16 Aug The Heavy Brigade – Nikon’s 60’s Draft Horse
You may be forgiven for thinking that the Nikon F camera with Photomic T finder and Nikkor-S 58mm f:1.4 lens shown at the top of the page has been dropped into a gravel crusher. Possible, but it’s likely that it got that way from harder use – newspaper work with the local photo-journalists. Duncan Dodd acquired it to add to his collection and brought it along for studio illustration – and we got to test it out against a modern digital lens.
Well, the Nikon F was a battleship of a camera – hard body and sharp edges, and design decisions carried over from the rangefinder Nikons of the 50’s. They look crude now, but they are still working now…
A bayonet mount that has only changed in respect to metering and aperture actuation over the decades. You can still clap nearly anything F-mount on there and if you can manually focus it and get the aperture to stop down, you can take pictures. The weird forked prong on the top of the lens is Nikon’s way to couple it to the Photomic T finder and let the meter know what the maximum aperture of the lens is. Later they did away with this and let the lens communicate with just a simple cam stop on the aperture ring.
The battery compartment is the button cell type – hard to find power for it these days, and the CdS cells likely to be dead from age. But the rest of the thing works a treat.
The office is plain and tough and if you’ve seen the rangefinder Nikon we reviewed earlier, you’ll recognise a number of the design forms. The condition of the shutter speed dial makes you wonder if the photo-journalist was in the habit of adjusting it with his teeth…Look that ASA dial – all the way up to 1600. Oh, my giddy aunt…

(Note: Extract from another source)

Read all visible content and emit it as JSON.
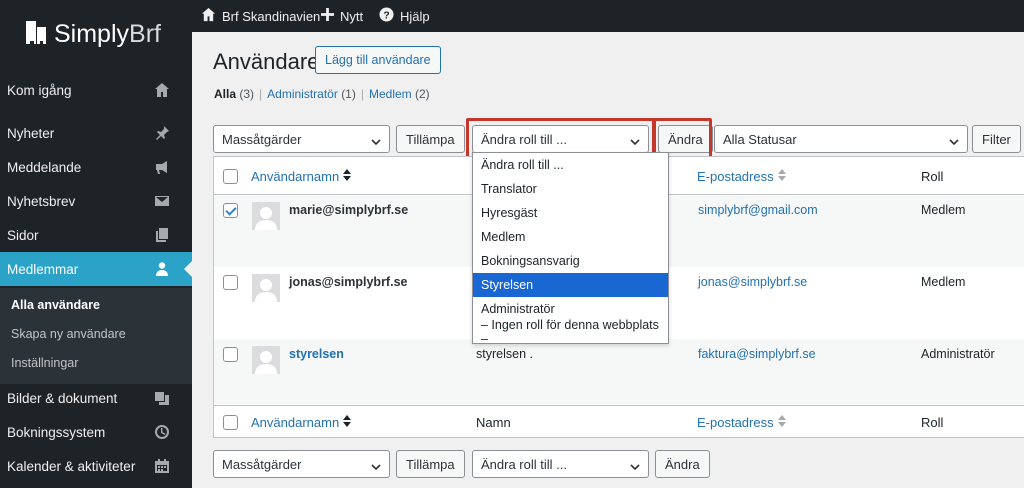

The joy of Nikon finders was you could take ’em off and substitute different focusing screens – they made a dozen of them – and then simple prisms or waist level ones. Later marks of finder could be seen from a foot away with spectacles on. Note that synch is now at 1/60 second for standard bulbs and electronic flash but that you can still avail yourself of a dedicated folding fan gun over the rewind knob.
Inside, the cloth shutter of the rangefinder cameras has given way to a titanium foil shutter. Much tougher and faster. But look at the condition of the internal casting…teeth again?
Ah, but now the icing on the day’s cake. Duncan wanted to see how well the f:1.4 lens would compare to a modern one – and my studio has the patient models to test this out. First a Tokina 35 mm f:2.8 macro:
Then the Nikkor-S 58 mm f:1.4:
And we both agreed that it turns in as stirling a performance as the modern glass. Anyone who essays to see the world through Nikon lenses and uses them to their native capabilities can always be happy with the results.